Engels explains the social consequences of the drive to expand the productive forces:
But if it has already required the labour of thousands of years for us to learn to some extent to calculate the more remote natural consequences of our actions aiming at production, it has been still more difficult in regard to the more remote social consequences of these actions … When afterwards Columbus discovered America, he did not know that by doing so he was giving new life to slavery, which in Europe had long ago been done away with, and laying the basis for the negro slave traffic …
The people of the Americas were driven into slavery, but also nature was enslaved. As Engels put it,
What cared the Spanish planters in Cuba, who burned down forests on the slopes of the mountains and obtained from the ashes sufficient fertilizer for one generation of very highly profitable coffee trees-what cared they that the heavy tropical rainfall afterwards washed away the unprotected upper stratum of the soil, leaving behind only bare rock!
Now we know that it was not just slavery that the Europeans brought to the Americas, but also disease, which in its many forms exterminated 90% of native Americans and was the main reason for their subjugation by colonialism.
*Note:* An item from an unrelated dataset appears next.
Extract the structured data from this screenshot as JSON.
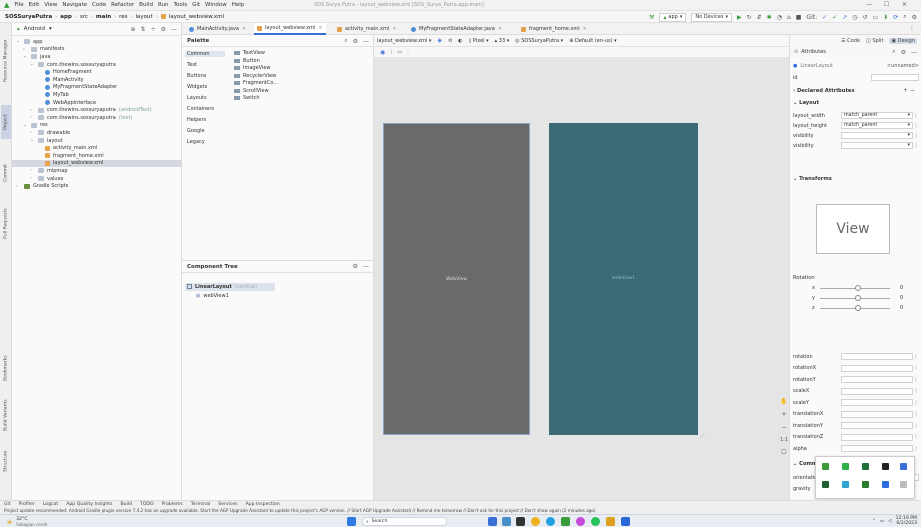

As we experience yet another pandemic, we know that it was capitalism’s drive to industrialise agriculture and usurp the remaining wilderness that has led to nature ‘striking back’,6 as humans come into contact with more pathogens to which they have no immunity, just as the native Americans in the 16th century.
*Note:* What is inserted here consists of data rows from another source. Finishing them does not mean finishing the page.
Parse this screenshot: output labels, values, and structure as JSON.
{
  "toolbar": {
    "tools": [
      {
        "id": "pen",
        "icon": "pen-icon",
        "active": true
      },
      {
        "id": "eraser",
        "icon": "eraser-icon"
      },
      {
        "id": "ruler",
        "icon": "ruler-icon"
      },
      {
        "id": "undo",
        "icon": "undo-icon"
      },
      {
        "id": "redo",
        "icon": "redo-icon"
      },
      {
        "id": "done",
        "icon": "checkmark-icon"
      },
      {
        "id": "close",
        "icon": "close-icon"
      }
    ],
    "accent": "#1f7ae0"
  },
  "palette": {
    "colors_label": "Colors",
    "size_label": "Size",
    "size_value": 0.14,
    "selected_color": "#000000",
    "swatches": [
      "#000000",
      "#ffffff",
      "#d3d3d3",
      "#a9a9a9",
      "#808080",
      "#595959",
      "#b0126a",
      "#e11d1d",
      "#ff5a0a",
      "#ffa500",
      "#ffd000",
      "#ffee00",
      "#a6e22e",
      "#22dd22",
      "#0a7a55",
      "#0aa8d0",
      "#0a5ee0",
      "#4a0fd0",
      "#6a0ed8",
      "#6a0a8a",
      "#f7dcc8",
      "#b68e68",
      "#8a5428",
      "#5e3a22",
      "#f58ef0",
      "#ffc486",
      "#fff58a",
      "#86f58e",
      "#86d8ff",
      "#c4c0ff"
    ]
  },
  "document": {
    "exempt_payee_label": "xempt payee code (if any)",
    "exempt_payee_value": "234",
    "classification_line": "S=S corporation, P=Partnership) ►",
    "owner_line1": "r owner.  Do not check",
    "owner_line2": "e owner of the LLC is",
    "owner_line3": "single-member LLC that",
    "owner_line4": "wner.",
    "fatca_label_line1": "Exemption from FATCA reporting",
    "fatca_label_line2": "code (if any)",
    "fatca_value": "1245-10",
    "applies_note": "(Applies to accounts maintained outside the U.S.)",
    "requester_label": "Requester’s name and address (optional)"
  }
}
Engels attacked the view that humanity is inherently selfish and will just destroy nature. In his Outline, he described that argument as a “repulsive blasphemy against man and nature”. Humans can work in harmony with and as part of nature, although it requires greater knowledge of the consequences of human action. Engels said in his Dialectics:
But even in this sphere, by long and often cruel experience and by collecting and analysing the historical material, we are gradually learning to get a clear view of the indirect, more remote, social effects of our productive activity, and so the possibility is afforded us of mastering and controlling these effects as well.
But better knowledge and scientific progress is not enough. For Marx and Engels, the possibility of ending the dialectical contradiction between humanity and nature and bringing about some level of harmony and ecological balance would only be possible with the abolition of the capitalist mode of production. As Engels said, “To carry out this control requires something more than mere knowledge.” Science is not enough: “It requires a complete revolution in our hitherto existing mode of production, and with it of our whole contemporary social order.”
It seems that the ‘positivist’, Engels, supported Marx’s materialist conception of history after all.
Michael Roberts blogs at
. K Marx Capital Vol 1, New York 1976, pp637-38.↩︎